Task instructions.
The expected output is an exact restatement of all the records.

[Opening Exercise material section]

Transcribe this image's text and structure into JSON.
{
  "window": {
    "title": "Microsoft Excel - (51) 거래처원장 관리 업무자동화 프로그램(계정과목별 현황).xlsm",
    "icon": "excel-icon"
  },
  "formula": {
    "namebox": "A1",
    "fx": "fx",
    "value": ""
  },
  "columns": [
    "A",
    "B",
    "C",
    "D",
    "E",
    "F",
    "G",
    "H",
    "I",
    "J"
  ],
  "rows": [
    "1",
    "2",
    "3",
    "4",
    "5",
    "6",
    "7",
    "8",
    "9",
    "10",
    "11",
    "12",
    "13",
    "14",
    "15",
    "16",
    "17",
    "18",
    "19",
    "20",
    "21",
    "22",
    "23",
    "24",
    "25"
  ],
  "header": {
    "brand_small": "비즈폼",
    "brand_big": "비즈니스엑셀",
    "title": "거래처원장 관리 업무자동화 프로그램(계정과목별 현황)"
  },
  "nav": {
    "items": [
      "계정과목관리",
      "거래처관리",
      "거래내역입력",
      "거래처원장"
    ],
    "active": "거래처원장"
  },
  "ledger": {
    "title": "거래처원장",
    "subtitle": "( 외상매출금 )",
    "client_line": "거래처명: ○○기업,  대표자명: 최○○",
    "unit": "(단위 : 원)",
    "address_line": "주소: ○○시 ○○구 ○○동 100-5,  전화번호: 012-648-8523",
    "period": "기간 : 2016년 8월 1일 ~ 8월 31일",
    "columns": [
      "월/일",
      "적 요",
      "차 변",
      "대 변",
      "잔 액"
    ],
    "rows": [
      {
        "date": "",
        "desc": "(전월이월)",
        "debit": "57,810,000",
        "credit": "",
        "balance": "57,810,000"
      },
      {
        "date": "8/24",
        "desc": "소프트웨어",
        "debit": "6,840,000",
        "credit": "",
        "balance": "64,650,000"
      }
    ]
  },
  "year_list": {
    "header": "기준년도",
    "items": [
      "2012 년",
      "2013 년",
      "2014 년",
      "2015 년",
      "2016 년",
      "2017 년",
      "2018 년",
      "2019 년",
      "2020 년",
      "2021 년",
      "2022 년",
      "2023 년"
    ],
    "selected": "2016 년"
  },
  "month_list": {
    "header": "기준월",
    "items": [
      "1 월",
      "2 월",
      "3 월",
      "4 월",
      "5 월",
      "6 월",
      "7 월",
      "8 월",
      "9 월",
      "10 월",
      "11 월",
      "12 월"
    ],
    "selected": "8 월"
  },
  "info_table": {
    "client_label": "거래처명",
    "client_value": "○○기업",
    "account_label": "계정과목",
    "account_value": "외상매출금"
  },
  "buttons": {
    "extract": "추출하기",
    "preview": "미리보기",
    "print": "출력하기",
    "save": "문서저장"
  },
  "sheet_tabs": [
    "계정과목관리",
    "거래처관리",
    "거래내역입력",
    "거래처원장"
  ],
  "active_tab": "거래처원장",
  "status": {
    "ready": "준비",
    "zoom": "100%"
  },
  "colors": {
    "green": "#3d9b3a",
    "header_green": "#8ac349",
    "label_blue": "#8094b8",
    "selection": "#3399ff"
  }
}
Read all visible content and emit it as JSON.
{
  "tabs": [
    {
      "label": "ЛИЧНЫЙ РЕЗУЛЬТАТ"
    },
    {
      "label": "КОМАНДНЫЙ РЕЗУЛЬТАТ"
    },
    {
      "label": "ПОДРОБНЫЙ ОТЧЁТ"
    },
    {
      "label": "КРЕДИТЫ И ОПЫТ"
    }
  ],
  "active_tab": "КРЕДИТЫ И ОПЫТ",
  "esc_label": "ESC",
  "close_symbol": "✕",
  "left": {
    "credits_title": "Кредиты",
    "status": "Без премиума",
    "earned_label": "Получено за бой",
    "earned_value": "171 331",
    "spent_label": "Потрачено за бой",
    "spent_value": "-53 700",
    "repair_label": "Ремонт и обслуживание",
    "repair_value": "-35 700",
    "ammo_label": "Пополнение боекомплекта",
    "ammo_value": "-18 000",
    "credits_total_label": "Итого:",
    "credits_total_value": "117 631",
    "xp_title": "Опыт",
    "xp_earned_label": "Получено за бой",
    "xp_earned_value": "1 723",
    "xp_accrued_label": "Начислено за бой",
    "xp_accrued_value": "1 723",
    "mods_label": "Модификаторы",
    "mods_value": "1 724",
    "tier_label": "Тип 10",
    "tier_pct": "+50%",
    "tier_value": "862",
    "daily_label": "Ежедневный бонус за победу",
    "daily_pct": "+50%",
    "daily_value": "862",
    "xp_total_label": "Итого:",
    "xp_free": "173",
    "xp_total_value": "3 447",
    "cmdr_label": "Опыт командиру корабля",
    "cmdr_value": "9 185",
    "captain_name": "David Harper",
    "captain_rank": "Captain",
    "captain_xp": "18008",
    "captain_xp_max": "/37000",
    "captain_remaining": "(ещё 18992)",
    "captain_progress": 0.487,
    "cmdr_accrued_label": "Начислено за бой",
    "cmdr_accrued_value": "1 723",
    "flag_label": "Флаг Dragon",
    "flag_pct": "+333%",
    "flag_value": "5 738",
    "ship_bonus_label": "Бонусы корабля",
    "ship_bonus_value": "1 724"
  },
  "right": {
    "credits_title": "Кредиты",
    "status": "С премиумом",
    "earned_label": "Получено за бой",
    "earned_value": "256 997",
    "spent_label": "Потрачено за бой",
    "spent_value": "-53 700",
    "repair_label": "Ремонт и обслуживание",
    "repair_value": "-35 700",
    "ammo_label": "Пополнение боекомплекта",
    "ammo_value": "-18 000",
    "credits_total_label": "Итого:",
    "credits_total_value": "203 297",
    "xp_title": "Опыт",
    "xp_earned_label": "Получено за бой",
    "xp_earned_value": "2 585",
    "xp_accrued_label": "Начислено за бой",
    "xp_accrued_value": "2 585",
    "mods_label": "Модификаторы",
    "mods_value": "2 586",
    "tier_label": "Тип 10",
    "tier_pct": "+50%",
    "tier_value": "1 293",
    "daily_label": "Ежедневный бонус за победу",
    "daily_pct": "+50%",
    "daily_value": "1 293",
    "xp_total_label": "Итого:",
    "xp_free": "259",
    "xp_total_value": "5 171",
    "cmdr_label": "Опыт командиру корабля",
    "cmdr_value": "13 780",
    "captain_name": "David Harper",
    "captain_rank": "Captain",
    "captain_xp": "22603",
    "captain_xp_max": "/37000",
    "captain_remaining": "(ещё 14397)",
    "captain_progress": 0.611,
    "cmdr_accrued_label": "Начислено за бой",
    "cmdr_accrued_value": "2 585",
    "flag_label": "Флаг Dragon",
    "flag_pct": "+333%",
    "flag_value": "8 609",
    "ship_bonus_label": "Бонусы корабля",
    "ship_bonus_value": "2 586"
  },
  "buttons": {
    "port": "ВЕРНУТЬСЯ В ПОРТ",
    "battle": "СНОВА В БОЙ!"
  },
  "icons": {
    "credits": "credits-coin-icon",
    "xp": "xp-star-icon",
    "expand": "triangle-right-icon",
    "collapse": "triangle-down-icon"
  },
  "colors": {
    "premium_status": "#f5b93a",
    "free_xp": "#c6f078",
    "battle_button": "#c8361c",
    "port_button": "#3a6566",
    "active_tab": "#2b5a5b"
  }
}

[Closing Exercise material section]

The answer.
Transcribe this image's text and structure into JSON.
{
  "window": {
    "title": "Microsoft Excel - (51) 거래처원장 관리 업무자동화 프로그램(계정과목별 현황).xlsm",
    "icon": "excel-icon"
  },
  "formula": {
    "namebox": "A1",
    "fx": "fx",
    "value": ""
  },
  "columns": [
    "A",
    "B",
    "C",
    "D",
    "E",
    "F",
    "G",
    "H",
    "I",
    "J"
  ],
  "rows": [
    "1",
    "2",
    "3",
    "4",
    "5",
    "6",
    "7",
    "8",
    "9",
    "10",
    "11",
    "12",
    "13",
    "14",
    "15",
    "16",
    "17",
    "18",
    "19",
    "20",
    "21",
    "22",
    "23",
    "24",
    "25"
  ],
  "header": {
    "brand_small": "비즈폼",
    "brand_big": "비즈니스엑셀",
    "title": "거래처원장 관리 업무자동화 프로그램(계정과목별 현황)"
  },
  "nav": {
    "items": [
      "계정과목관리",
      "거래처관리",
      "거래내역입력",
      "거래처원장"
    ],
    "active": "거래처원장"
  },
  "ledger": {
    "title": "거래처원장",
    "subtitle": "( 외상매출금 )",
    "client_line": "거래처명: ○○기업,  대표자명: 최○○",
    "unit": "(단위 : 원)",
    "address_line": "주소: ○○시 ○○구 ○○동 100-5,  전화번호: 012-648-8523",
    "period": "기간 : 2016년 8월 1일 ~ 8월 31일",
    "columns": [
      "월/일",
      "적 요",
      "차 변",
      "대 변",
      "잔 액"
    ],
    "rows": [
      {
        "date": "",
        "desc": "(전월이월)",
        "debit": "57,810,000",
        "credit": "",
        "balance": "57,810,000"
      },
      {
        "date": "8/24",
        "desc": "소프트웨어",
        "debit": "6,840,000",
        "credit": "",
        "balance": "64,650,000"
      }
    ]
  },
  "year_list": {
    "header": "기준년도",
    "items": [
      "2012 년",
      "2013 년",
      "2014 년",
      "2015 년",
      "2016 년",
      "2017 년",
      "2018 년",
      "2019 년",
      "2020 년",
      "2021 년",
      "2022 년",
      "2023 년"
    ],
    "selected": "2016 년"
  },
  "month_list": {
    "header": "기준월",
    "items": [
      "1 월",
      "2 월",
      "3 월",
      "4 월",
      "5 월",
      "6 월",
      "7 월",
      "8 월",
      "9 월",
      "10 월",
      "11 월",
      "12 월"
    ],
    "selected": "8 월"
  },
  "info_table": {
    "client_label": "거래처명",
    "client_value": "○○기업",
    "account_label": "계정과목",
    "account_value": "외상매출금"
  },
  "buttons": {
    "extract": "추출하기",
    "preview": "미리보기",
    "print": "출력하기",
    "save": "문서저장"
  },
  "sheet_tabs": [
    "계정과목관리",
    "거래처관리",
    "거래내역입력",
    "거래처원장"
  ],
  "active_tab": "거래처원장",
  "status": {
    "ready": "준비",
    "zoom": "100%"
  },
  "colors": {
    "green": "#3d9b3a",
    "header_green": "#8ac349",
    "label_blue": "#8094b8",
    "selection": "#3399ff"
  }
}
Read all visible content and emit it as JSON.
{
  "tabs": [
    {
      "label": "ЛИЧНЫЙ РЕЗУЛЬТАТ"
    },
    {
      "label": "КОМАНДНЫЙ РЕЗУЛЬТАТ"
    },
    {
      "label": "ПОДРОБНЫЙ ОТЧЁТ"
    },
    {
      "label": "КРЕДИТЫ И ОПЫТ"
    }
  ],
  "active_tab": "КРЕДИТЫ И ОПЫТ",
  "esc_label": "ESC",
  "close_symbol": "✕",
  "left": {
    "credits_title": "Кредиты",
    "status": "Без премиума",
    "earned_label": "Получено за бой",
    "earned_value": "171 331",
    "spent_label": "Потрачено за бой",
    "spent_value": "-53 700",
    "repair_label": "Ремонт и обслуживание",
    "repair_value": "-35 700",
    "ammo_label": "Пополнение боекомплекта",
    "ammo_value": "-18 000",
    "credits_total_label": "Итого:",
    "credits_total_value": "117 631",
    "xp_title": "Опыт",
    "xp_earned_label": "Получено за бой",
    "xp_earned_value": "1 723",
    "xp_accrued_label": "Начислено за бой",
    "xp_accrued_value": "1 723",
    "mods_label": "Модификаторы",
    "mods_value": "1 724",
    "tier_label": "Тип 10",
    "tier_pct": "+50%",
    "tier_value": "862",
    "daily_label": "Ежедневный бонус за победу",
    "daily_pct": "+50%",
    "daily_value": "862",
    "xp_total_label": "Итого:",
    "xp_free": "173",
    "xp_total_value": "3 447",
    "cmdr_label": "Опыт командиру корабля",
    "cmdr_value": "9 185",
    "captain_name": "David Harper",
    "captain_rank": "Captain",
    "captain_xp": "18008",
    "captain_xp_max": "/37000",
    "captain_remaining": "(ещё 18992)",
    "captain_progress": 0.487,
    "cmdr_accrued_label": "Начислено за бой",
    "cmdr_accrued_value": "1 723",
    "flag_label": "Флаг Dragon",
    "flag_pct": "+333%",
    "flag_value": "5 738",
    "ship_bonus_label": "Бонусы корабля",
    "ship_bonus_value": "1 724"
  },
  "right": {
    "credits_title": "Кредиты",
    "status": "С премиумом",
    "earned_label": "Получено за бой",
    "earned_value": "256 997",
    "spent_label": "Потрачено за бой",
    "spent_value": "-53 700",
    "repair_label": "Ремонт и обслуживание",
    "repair_value": "-35 700",
    "ammo_label": "Пополнение боекомплекта",
    "ammo_value": "-18 000",
    "credits_total_label": "Итого:",
    "credits_total_value": "203 297",
    "xp_title": "Опыт",
    "xp_earned_label": "Получено за бой",
    "xp_earned_value": "2 585",
    "xp_accrued_label": "Начислено за бой",
    "xp_accrued_value": "2 585",
    "mods_label": "Модификаторы",
    "mods_value": "2 586",
    "tier_label": "Тип 10",
    "tier_pct": "+50%",
    "tier_value": "1 293",
    "daily_label": "Ежедневный бонус за победу",
    "daily_pct": "+50%",
    "daily_value": "1 293",
    "xp_total_label": "Итого:",
    "xp_free": "259",
    "xp_total_value": "5 171",
    "cmdr_label": "Опыт командиру корабля",
    "cmdr_value": "13 780",
    "captain_name": "David Harper",
    "captain_rank": "Captain",
    "captain_xp": "22603",
    "captain_xp_max": "/37000",
    "captain_remaining": "(ещё 14397)",
    "captain_progress": 0.611,
    "cmdr_accrued_label": "Начислено за бой",
    "cmdr_accrued_value": "2 585",
    "flag_label": "Флаг Dragon",
    "flag_pct": "+333%",
    "flag_value": "8 609",
    "ship_bonus_label": "Бонусы корабля",
    "ship_bonus_value": "2 586"
  },
  "buttons": {
    "port": "ВЕРНУТЬСЯ В ПОРТ",
    "battle": "СНОВА В БОЙ!"
  },
  "icons": {
    "credits": "credits-coin-icon",
    "xp": "xp-star-icon",
    "expand": "triangle-right-icon",
    "collapse": "triangle-down-icon"
  },
  "colors": {
    "premium_status": "#f5b93a",
    "free_xp": "#c6f078",
    "battle_button": "#c8361c",
    "port_button": "#3a6566",
    "active_tab": "#2b5a5b"
  }
}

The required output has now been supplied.